English: Logo of the software "bbPress&qu...
Logo of the software “bbPress” (Photo credit: Wikipedia)

Making a long story shorter, John believes that with six months of sustained, concentrated attention on these three projects, he can make a difference in these areas:

  • Query and caching performance improvements to both BuddyPress and bbPress (to help them power the almost 20 million user profiles and the immense amount of activity going into them from all the support forums)
  • Media & Attachment support in BuddyPress
  • Per-forum moderation in bbPress to help with plugin & theme moderation on WordPress.org.

This piece at WPTavern shares more of the story. My favorite quote:
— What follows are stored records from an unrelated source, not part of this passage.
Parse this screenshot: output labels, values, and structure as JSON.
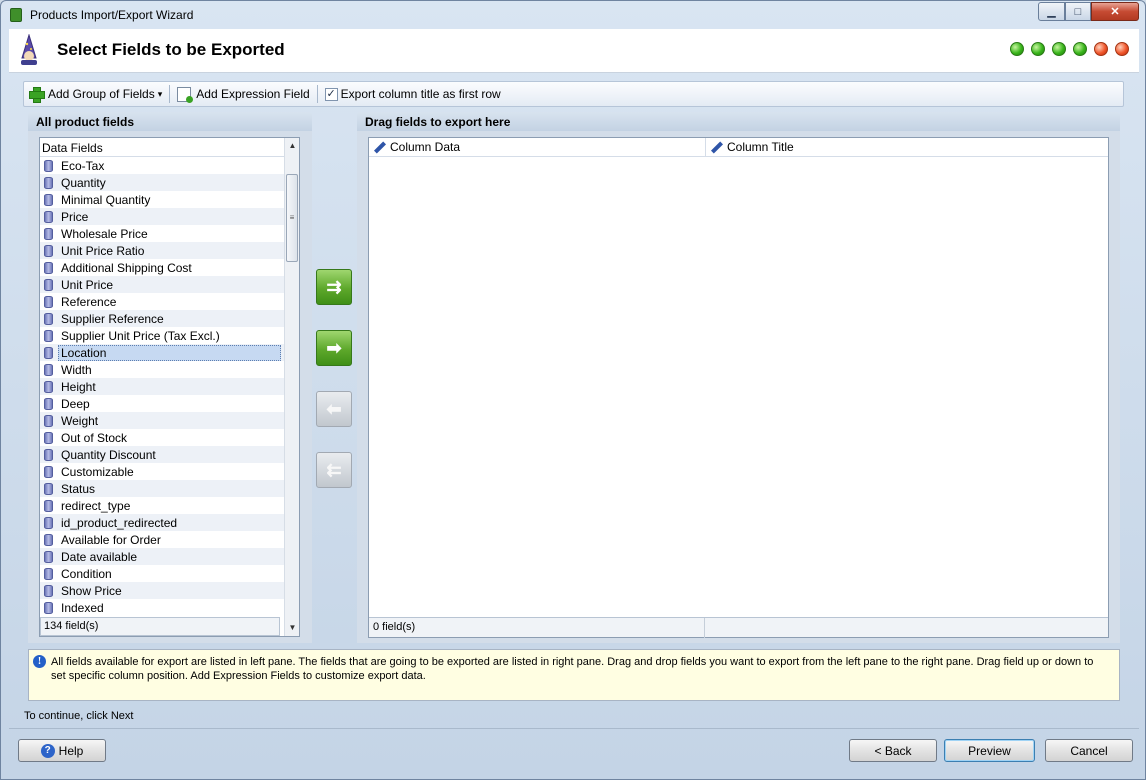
{
  "window": {
    "title": "Products Import/Export Wizard",
    "minimize_glyph": "▁",
    "maximize_glyph": "□",
    "close_glyph": "✕"
  },
  "header": {
    "title": "Select Fields to be Exported",
    "step_dots": [
      "green",
      "green",
      "green",
      "green",
      "red",
      "red"
    ]
  },
  "toolbar": {
    "add_group_label": "Add Group of Fields",
    "add_group_arrow": "▾",
    "add_expression_label": "Add Expression Field",
    "export_title_label": "Export column title as first row",
    "export_title_checked": true,
    "check_glyph": "✓"
  },
  "left_pane": {
    "title": "All product fields",
    "list_header": "Data Fields",
    "items": [
      "Eco-Tax",
      "Quantity",
      "Minimal Quantity",
      "Price",
      "Wholesale Price",
      "Unit Price Ratio",
      "Additional Shipping Cost",
      "Unit Price",
      "Reference",
      "Supplier Reference",
      "Supplier Unit Price (Tax Excl.)",
      "Location",
      "Width",
      "Height",
      "Deep",
      "Weight",
      "Out of Stock",
      "Quantity Discount",
      "Customizable",
      "Status",
      "redirect_type",
      "id_product_redirected",
      "Available for Order",
      "Date available",
      "Condition",
      "Show Price",
      "Indexed"
    ],
    "selected_item": "Location",
    "footer": "134 field(s)",
    "scroll_up_glyph": "▲",
    "scroll_down_glyph": "▼",
    "scroll_thumb_glyph": "≡"
  },
  "move_buttons": {
    "add_all_glyph": "⇉",
    "add_selected_glyph": "➡",
    "remove_selected_glyph": "⬅",
    "remove_all_glyph": "⇇"
  },
  "right_pane": {
    "title": "Drag fields to export here",
    "columns": [
      "Column Data",
      "Column Title"
    ],
    "footer": "0 field(s)"
  },
  "info": {
    "icon_glyph": "!",
    "text": "All fields available for export are listed in left pane. The fields that are going to be exported are listed in right pane. Drag and drop fields you want to export from the left pane to the right pane. Drag field up or down to set specific column position. Add Expression Fields to customize export data."
  },
  "footer": {
    "continue_text": "To continue, click Next",
    "help_label": "Help",
    "help_icon_glyph": "?",
    "back_label": "< Back",
    "preview_label": "Preview",
    "cancel_label": "Cancel"
  }
}
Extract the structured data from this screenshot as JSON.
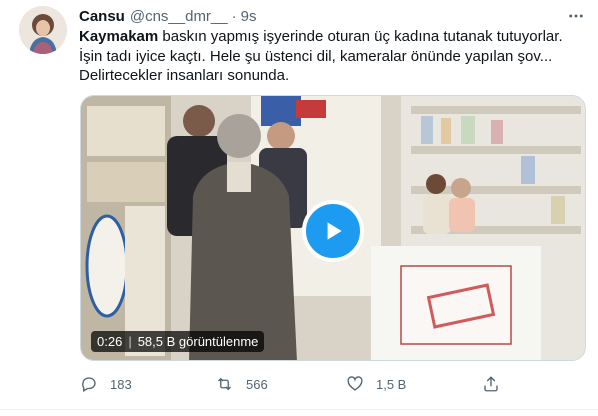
{
  "tweet": {
    "author_name": "Cansu",
    "author_handle": "@cns__dmr__",
    "separator": "·",
    "time": "9s",
    "text": {
      "bold_word": "Kaymakam",
      "line1_rest": " baskın yapmış işyerinde oturan üç kadına tutanak tutuyorlar.",
      "line2": "İşin tadı iyice kaçtı. Hele şu üstenci dil, kameralar önünde yapılan şov...",
      "line3": "Delirtecekler insanları sonunda."
    },
    "video": {
      "duration": "0:26",
      "views": "58,5 B görüntülenme",
      "play_icon": "play-icon"
    },
    "actions": {
      "reply_count": "183",
      "retweet_count": "566",
      "like_count": "1,5 B",
      "icons": [
        "reply-icon",
        "retweet-icon",
        "like-icon",
        "share-icon"
      ]
    },
    "colors": {
      "accent": "#1d9bf0",
      "secondary_text": "#536471",
      "primary_text": "#0f1419"
    }
  }
}
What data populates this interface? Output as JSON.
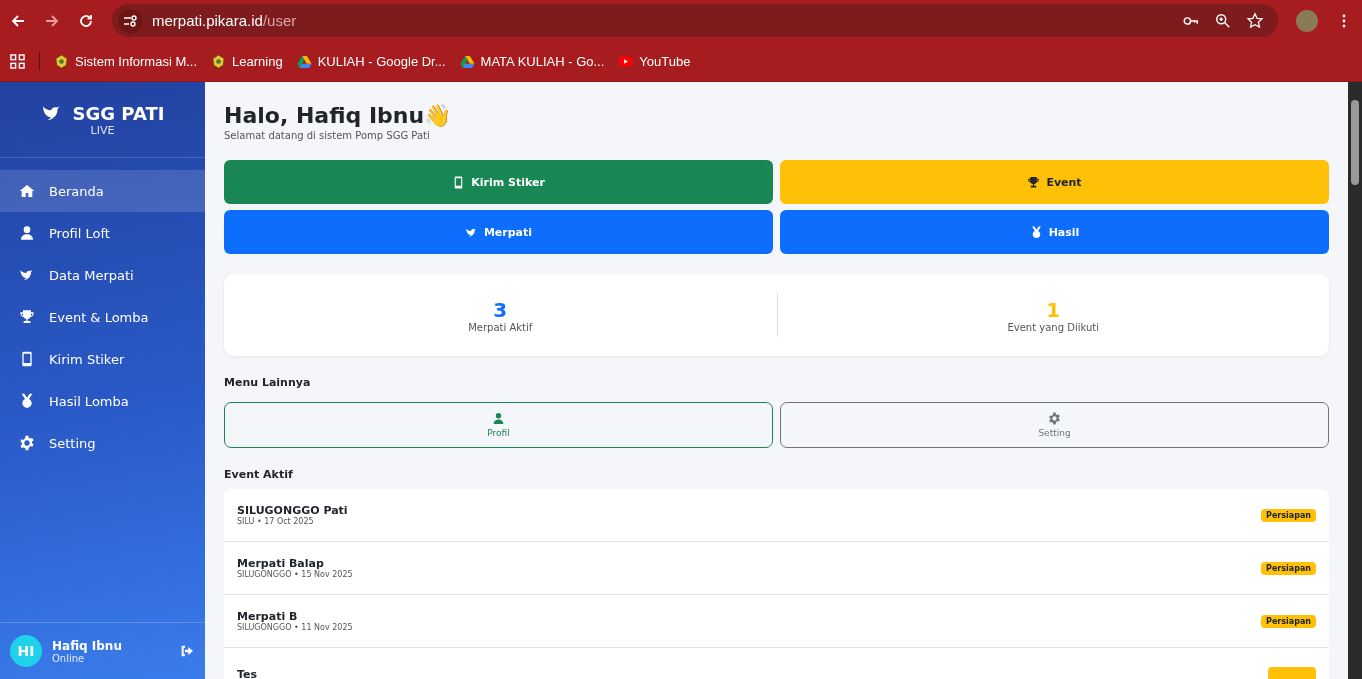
{
  "browser": {
    "url_host": "merpati.pikara.id",
    "url_path": "/user",
    "bookmarks": [
      {
        "label": "Sistem Informasi M...",
        "kind": "crest"
      },
      {
        "label": "Learning",
        "kind": "crest"
      },
      {
        "label": "KULIAH - Google Dr...",
        "kind": "drive"
      },
      {
        "label": "MATA KULIAH - Go...",
        "kind": "drive"
      },
      {
        "label": "YouTube",
        "kind": "youtube"
      }
    ]
  },
  "sidebar": {
    "brand": "SGG PATI",
    "subtitle": "LIVE",
    "items": [
      {
        "label": "Beranda",
        "kind": "home",
        "selected": true
      },
      {
        "label": "Profil Loft",
        "kind": "user",
        "selected": false
      },
      {
        "label": "Data Merpati",
        "kind": "bird",
        "selected": false
      },
      {
        "label": "Event & Lomba",
        "kind": "trophy",
        "selected": false
      },
      {
        "label": "Kirim Stiker",
        "kind": "phone",
        "selected": false
      },
      {
        "label": "Hasil Lomba",
        "kind": "medal",
        "selected": false
      },
      {
        "label": "Setting",
        "kind": "gear",
        "selected": false
      }
    ],
    "user": {
      "initials": "HI",
      "name": "Hafiq Ibnu",
      "status": "Online"
    }
  },
  "main": {
    "greeting": "Halo, Hafiq Ibnu👋",
    "subtitle": "Selamat datang di sistem Pomp SGG Pati",
    "actions": [
      {
        "label": "Kirim Stiker",
        "kind": "phone",
        "color": "#198754"
      },
      {
        "label": "Event",
        "kind": "trophy",
        "color": "#ffc107"
      },
      {
        "label": "Merpati",
        "kind": "bird",
        "color": "#0d6efd"
      },
      {
        "label": "Hasil",
        "kind": "medal",
        "color": "#0d6efd"
      }
    ],
    "stats": [
      {
        "value": "3",
        "label": "Merpati Aktif",
        "color": "#0d6efd"
      },
      {
        "value": "1",
        "label": "Event yang Diikuti",
        "color": "#ffc107"
      }
    ],
    "menu_title": "Menu Lainnya",
    "menu": [
      {
        "label": "Profil",
        "kind": "user",
        "color": "#198754"
      },
      {
        "label": "Setting",
        "kind": "gear",
        "color": "#6c757d"
      }
    ],
    "events_title": "Event Aktif",
    "events": [
      {
        "title": "SILUGONGGO Pati",
        "meta": "SILU • 17 Oct 2025",
        "status": "Persiapan"
      },
      {
        "title": "Merpati Balap",
        "meta": "SILUGONGGO • 15 Nov 2025",
        "status": "Persiapan"
      },
      {
        "title": "Merpati B",
        "meta": "SILUGONGGO • 11 Nov 2025",
        "status": "Persiapan"
      },
      {
        "title": "Tes"
      }
    ]
  }
}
WordPress is more community than software, yet the software that powers the community has nobody working on it full time

 

 

At WordCamp San Francisco in October, he was encouraged to seek community funding for this project. After some thought and planning, on November 11, the 30-day campaign went live at Indiegogo.
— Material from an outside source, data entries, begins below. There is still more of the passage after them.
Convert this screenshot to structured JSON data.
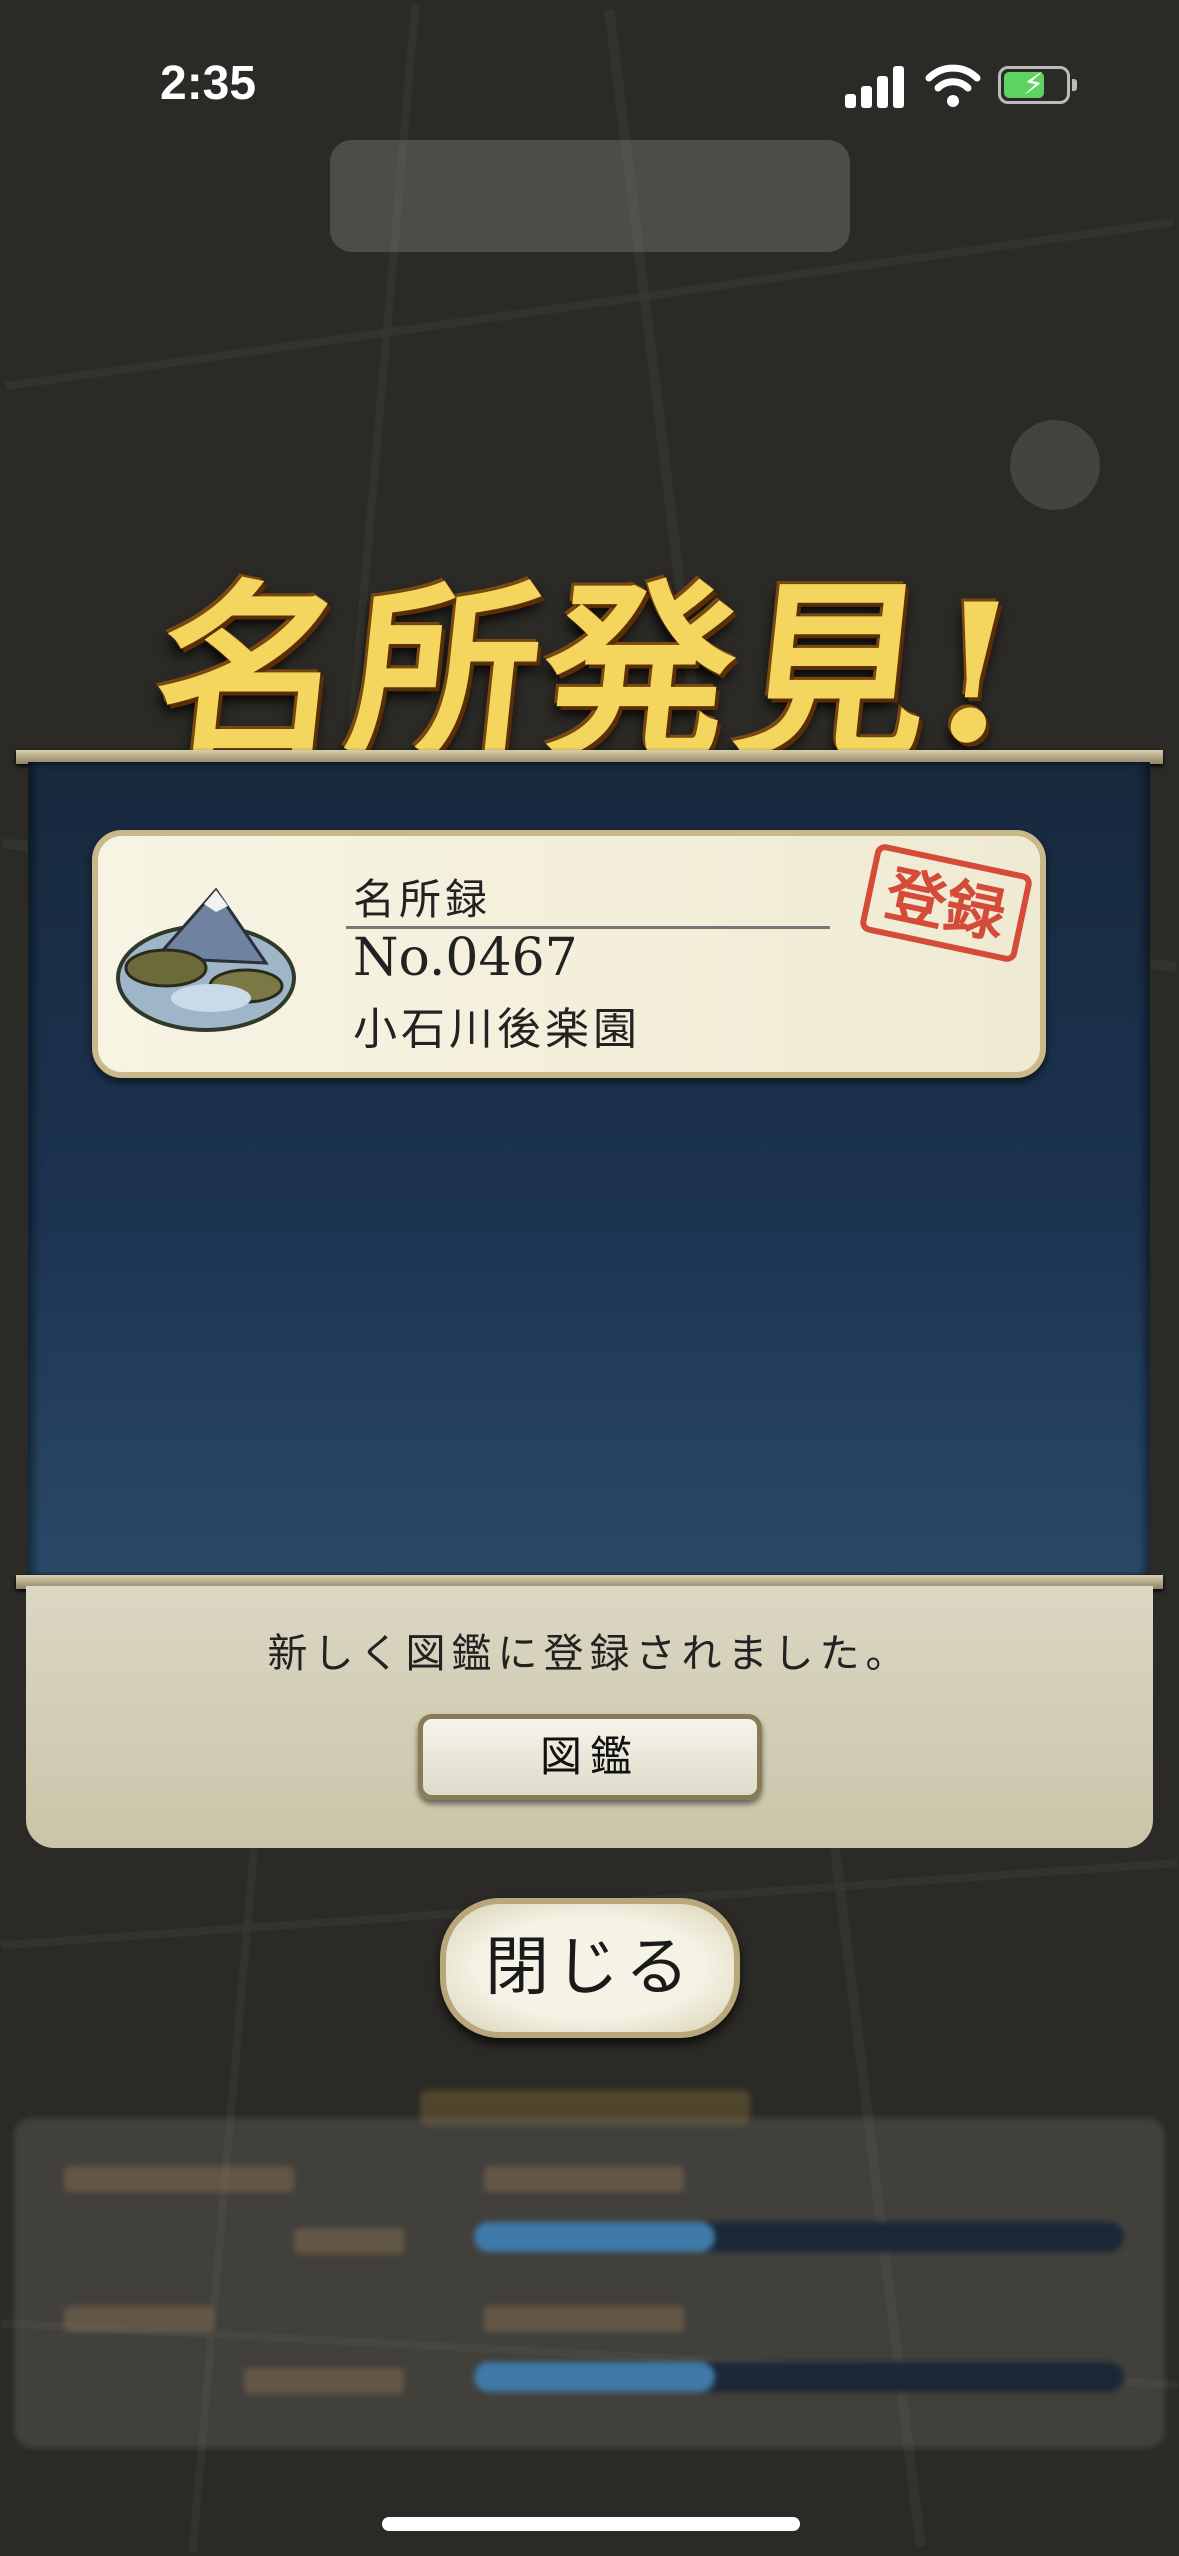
{
  "status_bar": {
    "time": "2:35"
  },
  "dialog": {
    "title": "名所発見!",
    "card": {
      "label": "名所録",
      "number": "No.0467",
      "name": "小石川後楽園",
      "stamp": "登録"
    },
    "message": "新しく図鑑に登録されました。",
    "zukan_button": "図鑑"
  },
  "close_button": "閉じる",
  "icons": [
    "signal-icon",
    "wifi-icon",
    "battery-charging-icon",
    "mountain-landscape-icon",
    "registered-stamp-icon"
  ]
}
As happens so often with crowdfunding projects, JJJ hit 80% of his $50,000 goal in 48 hours. Since then, it’s been a little slack. Now he’s got another $6000 to go for the full six months.

Valuing open source developers

Just last week (before I knew about this campaign), I wrote about the value of open source communities. Now the WordPress community has the opportunity to prove its value in concrete put-your-money-where-your-mouth-is terms: Can it fund a developer (or more than one) to complete essential tasks without having to sacrifice on his/her standard of living? Can you make a living just scratching your itches?

John James Jacoby lives pretty close to me, and we’ve met a few times at WordPress Meetups and WordCamp Milwaukee. He is a terrific guy, and unquestionably devoted to the success of BuddyPress and WordPress. We should be able to come through for him in the coming days. I also hope that this followup idea from Josh Strebel from Pagely to make this type of crowdfunding project more formal and more permanent makes some headway in the process. Yeah, I’m going to kick in a pittance too, right after payday in 7 days. Maybe you have a payday coming up too? What is WordPress worth to you?